Thursday, May 1, 2008

Sister Nealis' St. Joseph the Worker.........May 1

Today we also celebrate the feast of St. Joseph the Worker. This feast day was instituted in 1955 in response to "May Day" celebrations for workers .

This is a holy card repeat. However I think it is most appropriate for this feast.

Good St. Joseph, teach us how to work with others with love.


Easter Almuena said...

Hello Dearest Micki,
How wonderful it is to be here!

Our dear Sweet St. Joseph! I love that card! I love the way St. Joseph bends his body and his head as he gets from Jesus one of the wheels to the wagon. I relish the moment when a parent bends to the eye level of the child to acknowledge the child's words. It is a precious moment when parent and child connect this way. That is what Joseph embodies here, a loving connection with Jesus when he was fathering him here on earth. Simply beautiful!

Thank you, dearest Micki! Hello to all! :-)

Anonymous said...

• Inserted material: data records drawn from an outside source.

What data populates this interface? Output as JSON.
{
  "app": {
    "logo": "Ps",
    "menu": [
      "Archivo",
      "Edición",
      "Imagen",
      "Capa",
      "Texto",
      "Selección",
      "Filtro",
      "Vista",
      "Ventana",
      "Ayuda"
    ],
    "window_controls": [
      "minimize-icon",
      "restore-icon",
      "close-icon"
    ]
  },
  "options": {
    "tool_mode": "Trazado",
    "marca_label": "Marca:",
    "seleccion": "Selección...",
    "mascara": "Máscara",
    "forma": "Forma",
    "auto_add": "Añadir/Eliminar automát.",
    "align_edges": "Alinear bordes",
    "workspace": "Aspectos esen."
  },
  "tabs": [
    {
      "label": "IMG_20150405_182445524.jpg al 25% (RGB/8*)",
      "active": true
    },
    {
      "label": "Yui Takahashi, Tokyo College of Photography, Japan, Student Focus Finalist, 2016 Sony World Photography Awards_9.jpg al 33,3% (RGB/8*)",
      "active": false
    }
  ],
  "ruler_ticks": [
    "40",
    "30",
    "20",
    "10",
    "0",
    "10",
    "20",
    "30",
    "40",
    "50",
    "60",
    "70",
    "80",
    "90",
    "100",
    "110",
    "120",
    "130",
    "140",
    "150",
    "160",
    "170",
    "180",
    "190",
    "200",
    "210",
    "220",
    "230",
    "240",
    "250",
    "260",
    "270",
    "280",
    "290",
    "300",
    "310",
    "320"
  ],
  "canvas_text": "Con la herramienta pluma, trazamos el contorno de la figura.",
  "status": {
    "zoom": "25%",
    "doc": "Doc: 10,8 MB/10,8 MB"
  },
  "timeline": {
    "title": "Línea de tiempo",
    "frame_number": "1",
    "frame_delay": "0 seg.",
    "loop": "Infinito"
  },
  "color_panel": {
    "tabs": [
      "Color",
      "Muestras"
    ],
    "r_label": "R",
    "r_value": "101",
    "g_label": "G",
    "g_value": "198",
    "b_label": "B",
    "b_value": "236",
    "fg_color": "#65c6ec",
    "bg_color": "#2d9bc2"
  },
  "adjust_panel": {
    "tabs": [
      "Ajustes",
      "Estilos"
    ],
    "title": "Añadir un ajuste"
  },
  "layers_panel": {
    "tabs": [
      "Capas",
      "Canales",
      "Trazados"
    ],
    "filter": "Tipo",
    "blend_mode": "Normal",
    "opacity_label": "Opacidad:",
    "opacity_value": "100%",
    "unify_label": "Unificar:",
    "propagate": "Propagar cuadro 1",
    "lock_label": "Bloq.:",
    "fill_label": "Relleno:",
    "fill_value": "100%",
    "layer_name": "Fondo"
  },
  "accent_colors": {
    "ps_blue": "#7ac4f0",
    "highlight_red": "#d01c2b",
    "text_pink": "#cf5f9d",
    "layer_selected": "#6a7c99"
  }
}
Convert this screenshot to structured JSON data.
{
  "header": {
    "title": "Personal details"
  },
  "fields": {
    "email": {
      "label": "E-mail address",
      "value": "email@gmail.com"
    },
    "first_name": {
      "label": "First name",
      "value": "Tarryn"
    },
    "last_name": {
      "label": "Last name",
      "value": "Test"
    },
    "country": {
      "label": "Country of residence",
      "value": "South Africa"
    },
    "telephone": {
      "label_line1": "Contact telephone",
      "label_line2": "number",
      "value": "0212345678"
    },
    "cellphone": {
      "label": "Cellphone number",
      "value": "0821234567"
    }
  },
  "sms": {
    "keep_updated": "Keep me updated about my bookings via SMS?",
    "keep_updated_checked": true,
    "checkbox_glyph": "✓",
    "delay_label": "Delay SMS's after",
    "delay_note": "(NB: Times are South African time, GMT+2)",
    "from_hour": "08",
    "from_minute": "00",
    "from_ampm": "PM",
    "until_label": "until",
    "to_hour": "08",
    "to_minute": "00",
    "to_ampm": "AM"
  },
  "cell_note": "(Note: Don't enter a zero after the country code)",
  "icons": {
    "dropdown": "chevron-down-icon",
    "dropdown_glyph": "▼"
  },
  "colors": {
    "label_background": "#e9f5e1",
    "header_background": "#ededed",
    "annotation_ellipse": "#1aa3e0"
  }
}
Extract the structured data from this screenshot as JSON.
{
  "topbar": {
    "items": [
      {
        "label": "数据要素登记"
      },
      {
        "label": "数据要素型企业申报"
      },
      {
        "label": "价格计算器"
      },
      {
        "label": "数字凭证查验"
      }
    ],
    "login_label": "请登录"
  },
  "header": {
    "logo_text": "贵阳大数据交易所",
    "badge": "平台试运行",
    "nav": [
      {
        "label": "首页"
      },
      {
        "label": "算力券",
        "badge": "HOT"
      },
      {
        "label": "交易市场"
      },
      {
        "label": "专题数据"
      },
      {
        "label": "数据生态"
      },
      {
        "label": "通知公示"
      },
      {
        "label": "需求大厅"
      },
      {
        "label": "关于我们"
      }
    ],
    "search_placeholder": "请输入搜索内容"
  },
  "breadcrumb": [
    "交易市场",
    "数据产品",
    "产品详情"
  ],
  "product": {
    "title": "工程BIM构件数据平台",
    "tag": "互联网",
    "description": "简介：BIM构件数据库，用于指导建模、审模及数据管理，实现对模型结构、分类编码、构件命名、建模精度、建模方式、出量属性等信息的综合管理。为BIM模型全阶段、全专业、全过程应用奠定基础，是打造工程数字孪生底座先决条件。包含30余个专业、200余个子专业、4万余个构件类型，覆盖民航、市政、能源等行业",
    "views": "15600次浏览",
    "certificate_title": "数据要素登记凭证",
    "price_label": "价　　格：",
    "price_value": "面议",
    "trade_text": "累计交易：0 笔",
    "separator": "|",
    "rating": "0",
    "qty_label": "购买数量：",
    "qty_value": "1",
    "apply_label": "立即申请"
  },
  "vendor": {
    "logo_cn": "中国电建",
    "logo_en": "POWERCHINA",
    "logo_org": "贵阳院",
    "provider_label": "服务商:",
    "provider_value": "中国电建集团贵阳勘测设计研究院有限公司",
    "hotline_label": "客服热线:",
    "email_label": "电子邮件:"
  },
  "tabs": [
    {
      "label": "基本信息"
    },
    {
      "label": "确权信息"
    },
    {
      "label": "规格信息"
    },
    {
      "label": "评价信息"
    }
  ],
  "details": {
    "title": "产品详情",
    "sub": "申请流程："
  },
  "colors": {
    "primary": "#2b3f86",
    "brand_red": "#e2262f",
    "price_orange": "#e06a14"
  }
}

Hello, always-cheerful Easter A.!

The card says, "Ite ad Joseph." This is Latin for "Go (all of you) to Joseph."
For Christians, it is a reminder that St. Joseph will be a great intercessor. He is "Patron of the Universal Church."

I think that the phrase is adapted from Genesis 43:13, where the elderly patriarch Jacob (Israel) sends most of his twelve sons to Egypt for food, for a second time. Jacob says, "Go again to the man," not knowing that he is referring to his long-lost dear son, Joseph (who is now second to the pharoah in power and in charge of distribution of food).


Micki said...

Easter - You always make me smile. I love your image of bending down to our children's level. Unfortunately I'm at the
get me a ladder so I can look in their eyes stage. :-)

John - Yes, St. Teresa the Little Flower also told us to go to St. Joseph...he never fails to help. He is my favorite male saint... How interesting to think that those words go back to Jacob talking about Joseph in Egypt (one of my favorite musicals "Joseph and the Coat of Many Colors." Thanks again for keeping us informed.

Anonymous said...

I know it is not very accurate for a good Jewish home of the era...

But this is my favorite piously-over-devotional image of the Greatest Foster Father & Christ for the simple fact it has the little dog looking on. I like to imagine the Christ Child having a dog (again, probably not realistic) as I think every boy should have a dog.

Anonymous said...

I came really close to posting this same favorite image yesterday also. I love the tenderness between St.
Joseph and Jesus. Mother Nealis caught a lot of details that may or may not have (but easily could have) been part of their experience.

Of course I love the dog. Surely pets were part of the family even then. The bird on the window sill is pretty neat. I also think it's just so much like a child to have one sandal sort of falling off His foot.

Thanks so much for posting this.

Anonymous said...

I loved this card when you posted it before, Micki. I love to see depictions of St Joseph teaching the child Jesus something of his earthly skills; and Jesus' pleasure and peace in interacting with the man who stood so well as His earthly Father. It's lovely. Thank You.
Best Regards, Lynneda

wendybirde said...

Hi Micki,

This has always been one of my favorite of your cards, and i'm so grateful youve shared it. Such warmth there, such a true fatherness...and it also shows the healing side of work too. There is just something SO healing about this image...and even more so about St Joseph : )

Peaceful Weekend, Wendy

Micki said...

To ALL posters - I'm running late and have too much to do so I'll leave a generic post, even though each and every one of you means so much to me.

Thank you for taking the time to share your thoughts. You are the source of encouragement. Blessings to you all.